The dusty psychedelic expansiveness of at least one new song, "Dangerous Animals", bares the influence of Josh Homme's American desert-rock. In a set boldly dominated by Humbug – only heard by most here since its Monday release – "The View From the Afternoon", from their debut, is then greeted with relief. I too start to miss the precise, humane observation Turner mostly veils these days. As if in answer, Humbug's best song "Cornerstone" follows, exuding all the old storytelling warmth. Then there's the Hawaiian guitar of "Only Ones Who Know", and cinema-style organ in "Fluorescent Adolescent" which might have closed a Mecca ballroom in 1962, and the Arctic Monkeys have re-found their balance: a mixture of The Shadows, Pulp and Pearl Jam, made in Sheffield, but increasingly beyond time and place.

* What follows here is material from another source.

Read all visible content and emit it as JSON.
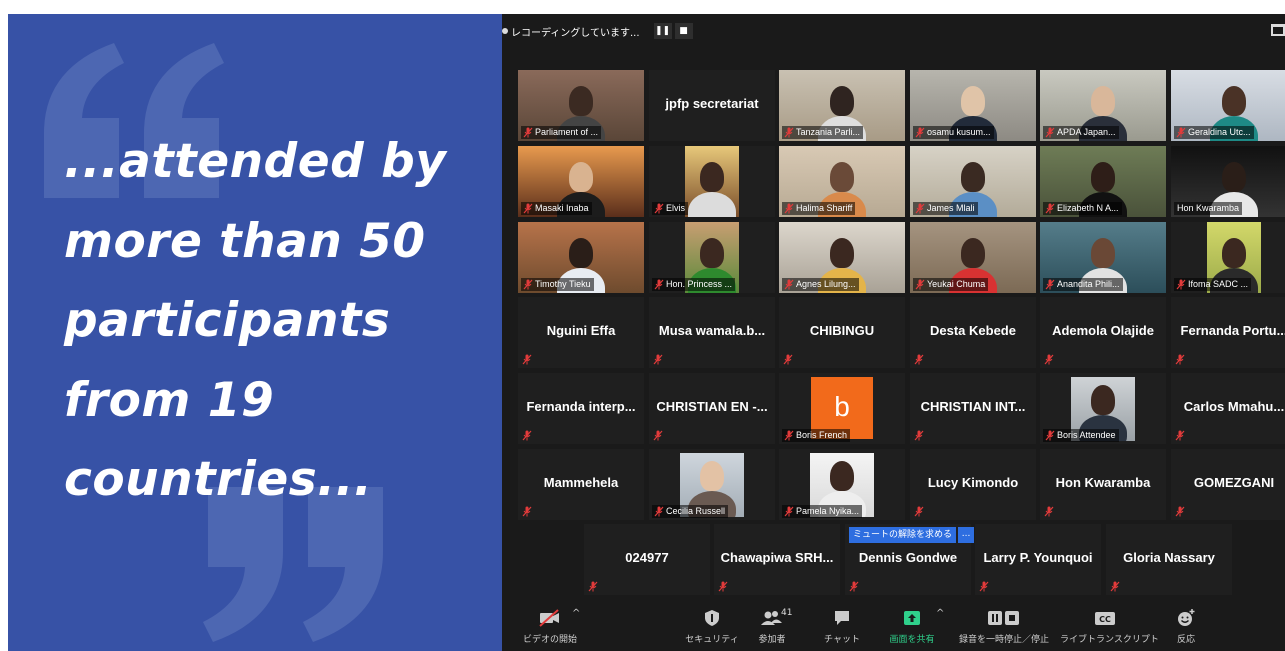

BBC Trust agrees to axe channel from TV in favour of digital moveTV
Final Top Gear reviewTV
Arts & Ents blogs
- 1 Autistic teenager beaten up by bullies makes them watch 20-minute video about autism
- 2 Nick Kyrgios calls former Olympian Dawn Fraser a 'blatant racist' after she tells Wimbledon star to 'go back where their parents came from'
- 3 World learns of app that shows you who unfriended you on Facebook, app promptly crashes
- 4 Chris Moyles reportedly set to make radio comeback with new breakfast show on XFM
- 5 The Greece debt crisis explained in less than 100 words
Game of Thrones season 6: Daenerys actress Emilia Clarke says '50/50 chance' Jon Snow is alive
Chronixx interview: Reggae sensation on taking the opening spot at Glastonbury and calling Barack Obama a 'waste man'
Game of Thrones season 6: Director Jack Bender says showrunners 'communicate closely' with George RR Martin
Top Gear: Jeremy Clarkson 'can't front ITV motoring show' due to BBC contract clause
Amy Winehouse film: Mark Ronson praises 'respectful' movie as it scores highest ever UK opening for British documentary
More Britons believe that multiculturalism makes the country worse - not better, says poll
Osborne to cap family benefits at £23,000 – announced ahead of his post-election Budget
Nathan Collier: Montana man inspired by same-sex marriage ruling requests right to wed two wives
Forget little green men – aliens will look like humans, says Cambridge University evolution expert
Girl, 7, stares down hate preacher at Ohio festival with pro-LGBT rainbow flag gesture
Sickness and disability benefits could be reduced by £30 a week as part of £12bn welfare cuts